[[ Provided records, beginning ]]

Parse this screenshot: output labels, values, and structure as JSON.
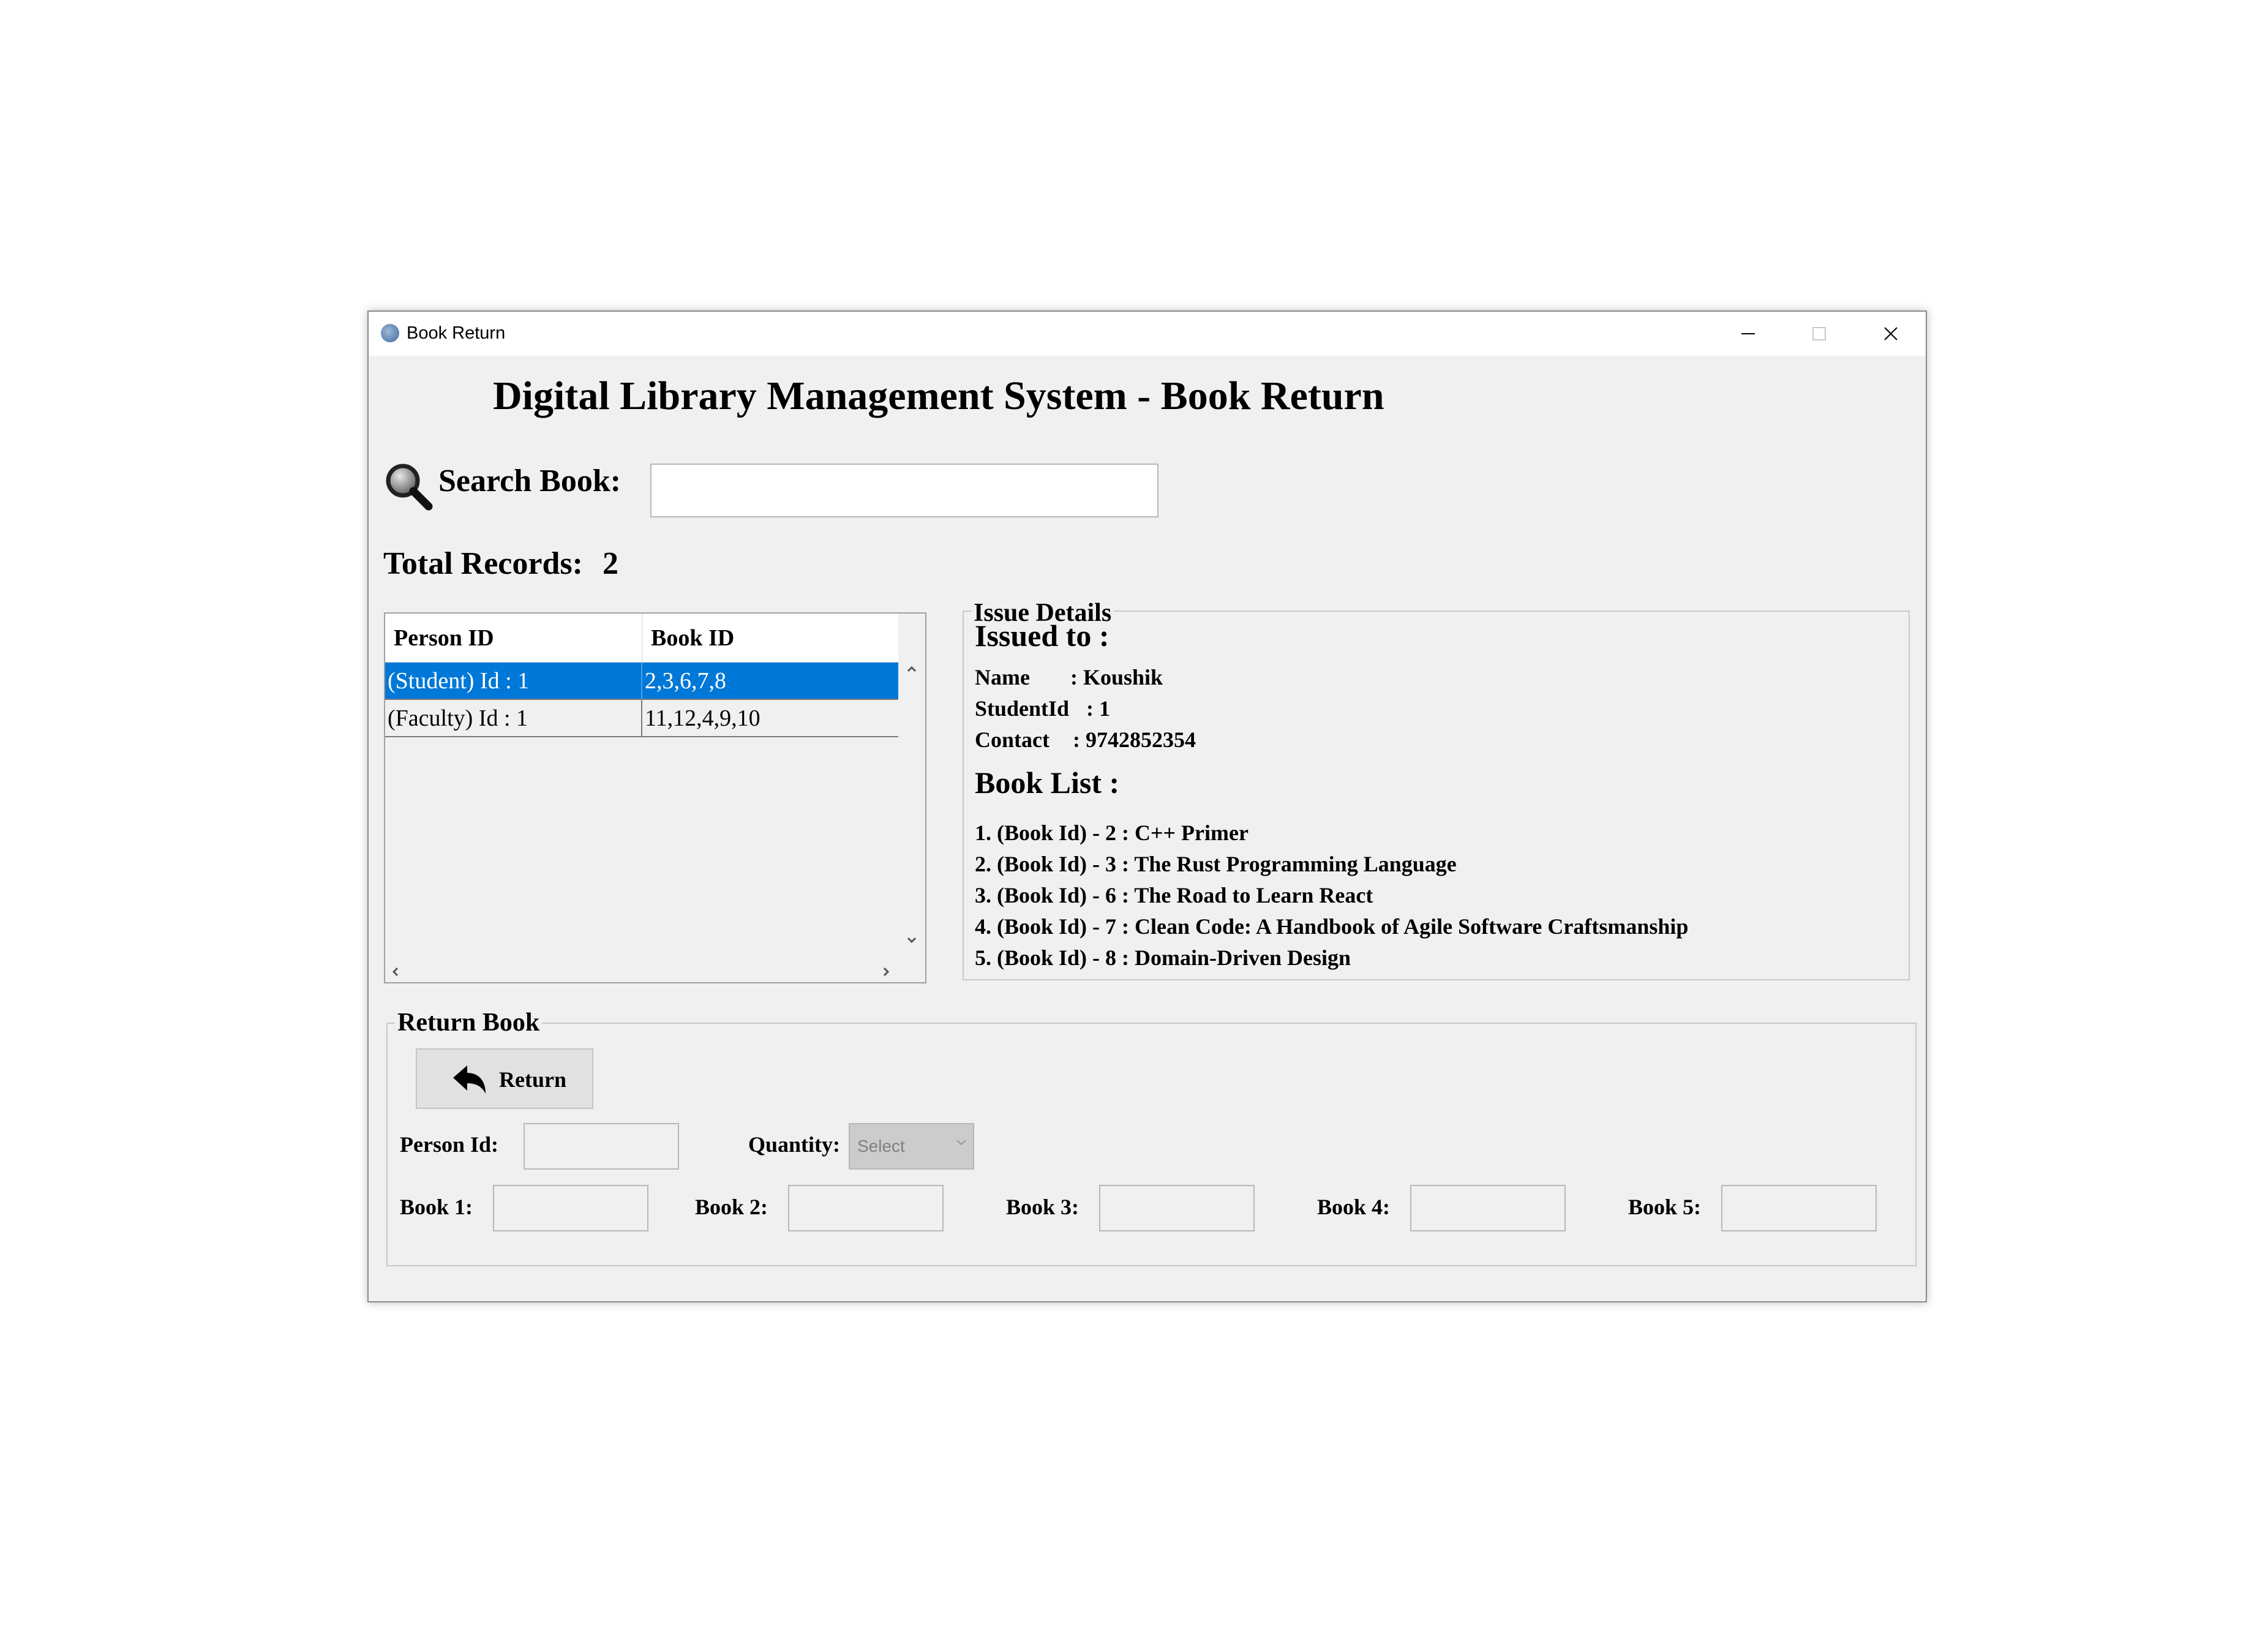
{
  "window": {
    "title": "Book Return",
    "buttons": {
      "minimize": "minimize-icon",
      "maximize": "maximize-icon",
      "close": "close-icon"
    }
  },
  "header": {
    "title": "Digital Library Management System - Book Return"
  },
  "search": {
    "label": "Search Book:",
    "value": "",
    "icon": "search-icon"
  },
  "records": {
    "label": "Total Records:",
    "count": "2"
  },
  "table": {
    "columns": [
      "Person ID",
      "Book ID"
    ],
    "rows": [
      {
        "person": "(Student) Id : 1",
        "books": "2,3,6,7,8",
        "selected": true
      },
      {
        "person": "(Faculty) Id : 1",
        "books": "11,12,4,9,10",
        "selected": false
      }
    ]
  },
  "issue_details": {
    "legend": "Issue Details",
    "issued_to": "Issued to :",
    "name_label": "Name",
    "name_value": ": Koushik",
    "id_label": "StudentId",
    "id_value": ": 1",
    "contact_label": "Contact",
    "contact_value": ": 9742852354",
    "book_list_heading": "Book List :",
    "books": [
      "1. (Book Id) - 2 : C++ Primer",
      "2. (Book Id) - 3 : The Rust Programming Language",
      "3. (Book Id) - 6 : The Road to Learn React",
      "4. (Book Id) - 7 : Clean Code: A Handbook of Agile Software Craftsmanship",
      "5. (Book Id) - 8 : Domain-Driven Design"
    ]
  },
  "return_book": {
    "legend": "Return Book",
    "button_label": "Return",
    "button_icon": "reply-arrow-icon",
    "person_id_label": "Person Id:",
    "quantity_label": "Quantity:",
    "quantity_value": "Select",
    "book_labels": [
      "Book 1:",
      "Book 2:",
      "Book 3:",
      "Book 4:",
      "Book 5:"
    ]
  }
}
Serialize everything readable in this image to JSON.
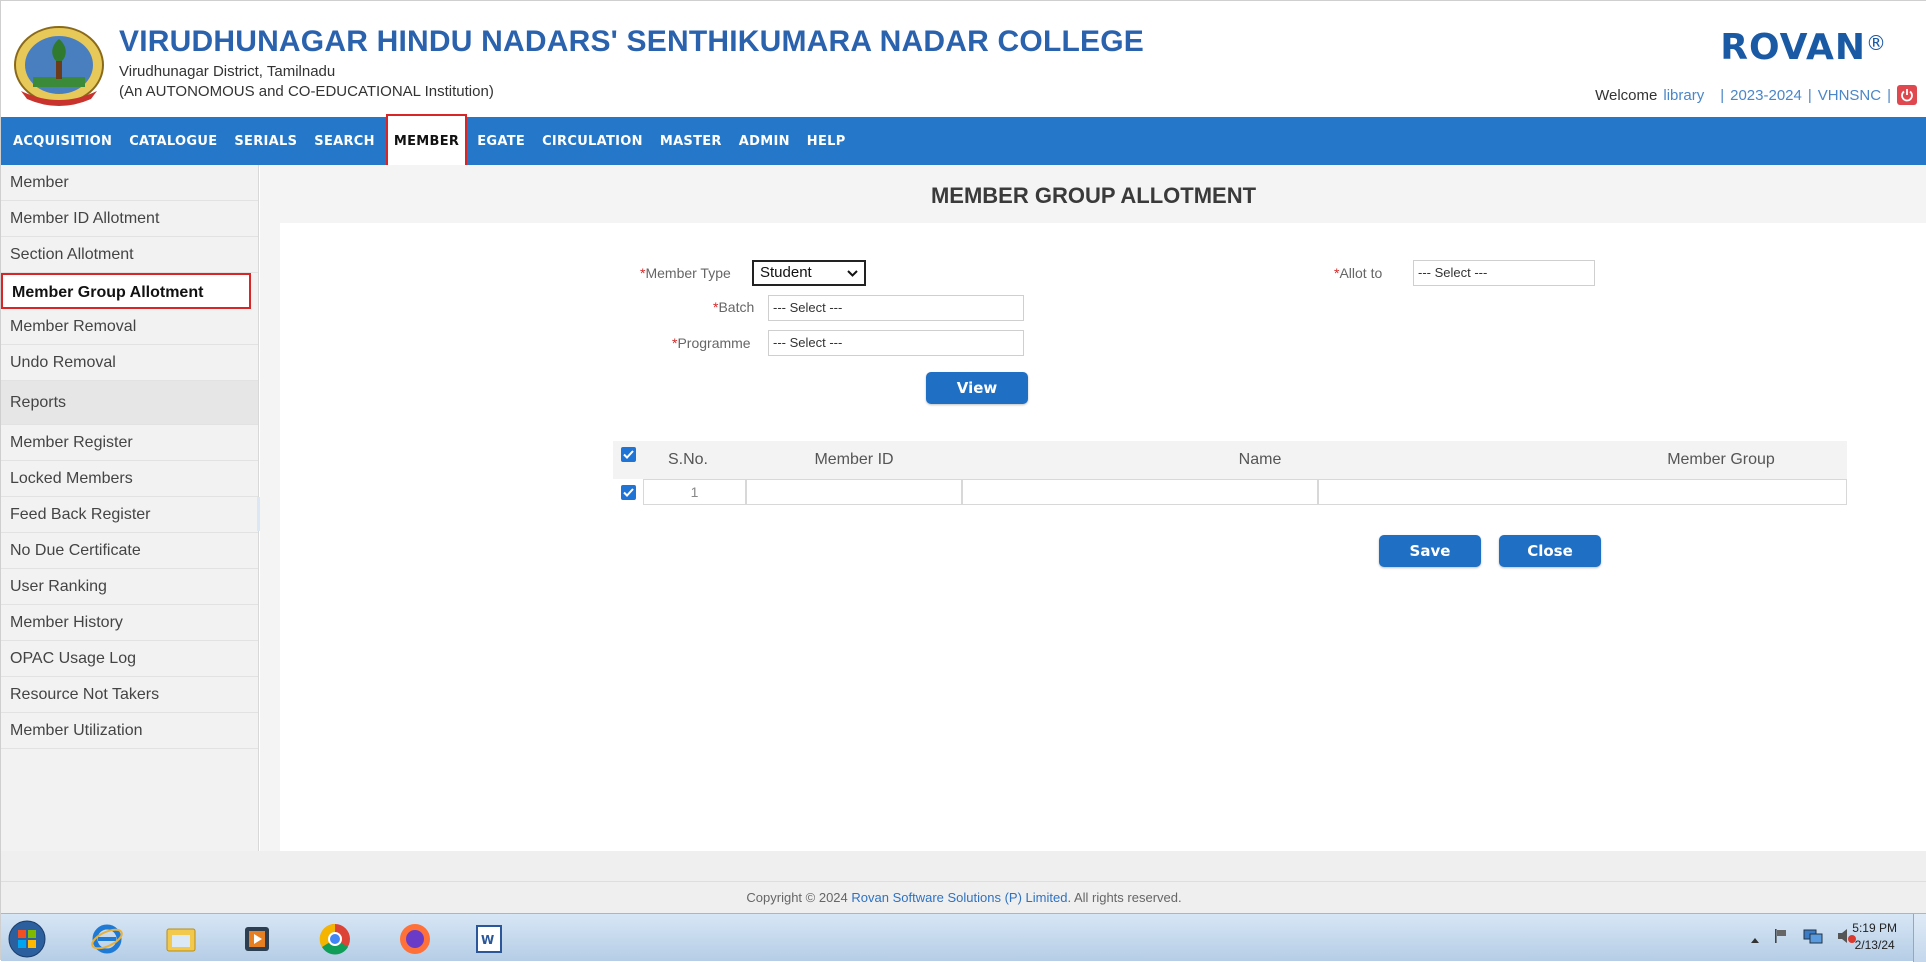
{
  "header": {
    "college_name": "VIRUDHUNAGAR HINDU NADARS' SENTHIKUMARA NADAR COLLEGE",
    "district": "Virudhunagar District, Tamilnadu",
    "institution_note": "(An AUTONOMOUS and CO-EDUCATIONAL Institution)",
    "brand": "ROVAN",
    "brand_mark": "®",
    "welcome_label": "Welcome",
    "user": "library",
    "separator": "|",
    "academic_year": "2023-2024",
    "institution_code": "VHNSNC",
    "logout_icon": "power-icon"
  },
  "navbar": {
    "items": [
      "ACQUISITION",
      "CATALOGUE",
      "SERIALS",
      "SEARCH",
      "MEMBER",
      "EGATE",
      "CIRCULATION",
      "MASTER",
      "ADMIN",
      "HELP"
    ],
    "active": "MEMBER"
  },
  "sidebar": {
    "items": [
      {
        "label": "Member"
      },
      {
        "label": "Member ID Allotment"
      },
      {
        "label": "Section Allotment"
      },
      {
        "label": "Member Group Allotment",
        "active": true
      },
      {
        "label": "Member Removal"
      },
      {
        "label": "Undo Removal"
      },
      {
        "label": "Reports",
        "heading": true
      },
      {
        "label": "Member Register"
      },
      {
        "label": "Locked Members"
      },
      {
        "label": "Feed Back Register"
      },
      {
        "label": "No Due Certificate"
      },
      {
        "label": "User Ranking"
      },
      {
        "label": "Member History"
      },
      {
        "label": "OPAC Usage Log"
      },
      {
        "label": "Resource Not Takers"
      },
      {
        "label": "Member Utilization"
      }
    ]
  },
  "main": {
    "title": "MEMBER GROUP ALLOTMENT",
    "required_mark": "*",
    "form": {
      "member_type_label": "Member Type",
      "member_type_value": "Student",
      "batch_label": "Batch",
      "batch_value": "--- Select ---",
      "programme_label": "Programme",
      "programme_value": "--- Select ---",
      "allot_to_label": "Allot to",
      "allot_to_value": "--- Select ---",
      "view_button": "View"
    },
    "table": {
      "columns": [
        "S.No.",
        "Member ID",
        "Name",
        "Member Group"
      ],
      "rows": [
        {
          "sno": "1",
          "member_id": "",
          "name": "",
          "member_group": "",
          "checked": true
        }
      ],
      "header_checked": true
    },
    "save_button": "Save",
    "close_button": "Close"
  },
  "footer": {
    "prefix": "Copyright © 2024",
    "company": "Rovan Software Solutions (P) Limited",
    "suffix": ". All rights reserved."
  },
  "taskbar": {
    "time": "5:19 PM",
    "date": "2/13/24",
    "apps": [
      "start-orb",
      "internet-explorer",
      "file-explorer",
      "media-player",
      "chrome",
      "firefox",
      "word"
    ]
  },
  "colors": {
    "navbar": "#2578c9",
    "title_blue": "#2b62ad",
    "button_blue": "#1f6fc4",
    "highlight_red": "#d82525"
  }
}
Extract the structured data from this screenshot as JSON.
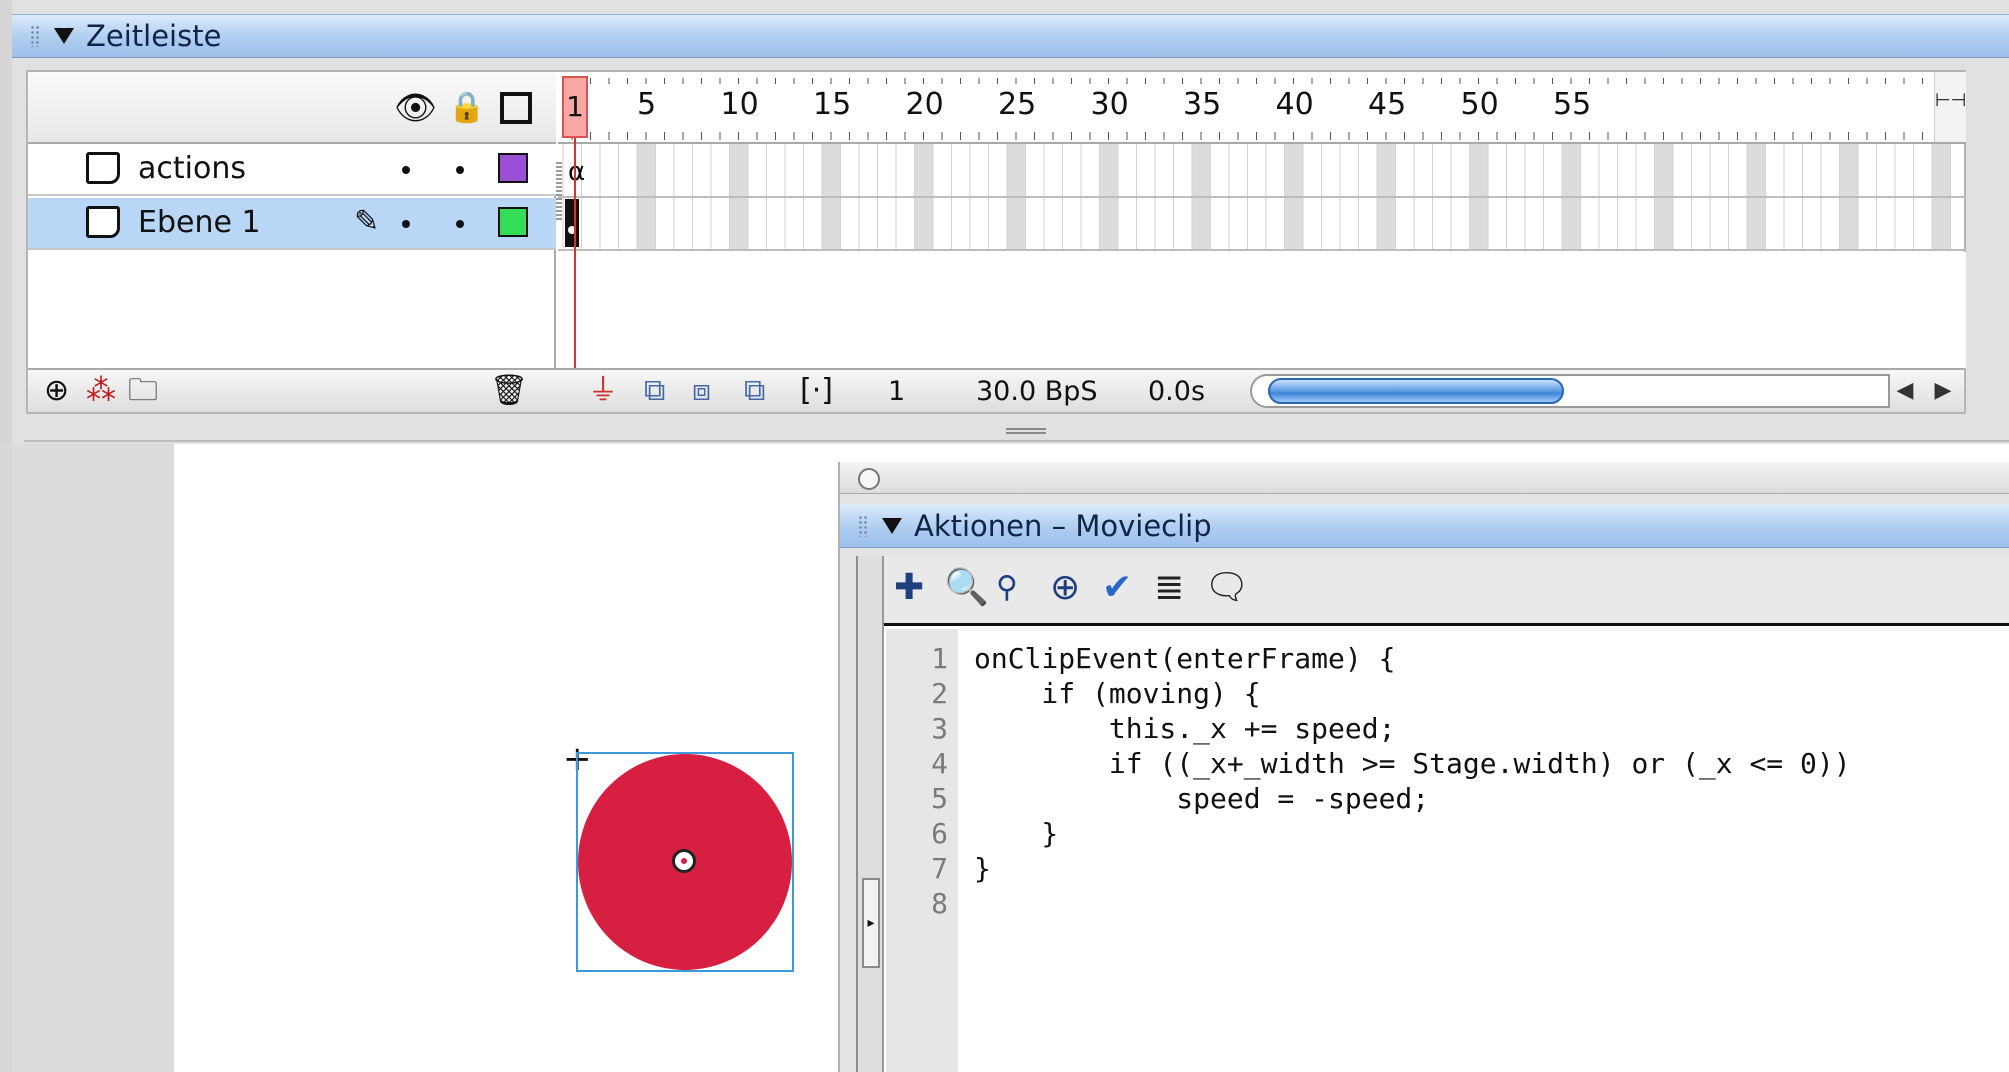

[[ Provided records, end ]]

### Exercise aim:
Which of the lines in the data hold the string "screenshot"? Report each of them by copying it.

### Your solution:
Parse this screenshot: output labels, values, and structure as JSON.
Extract the structured data from this screenshot as JSON.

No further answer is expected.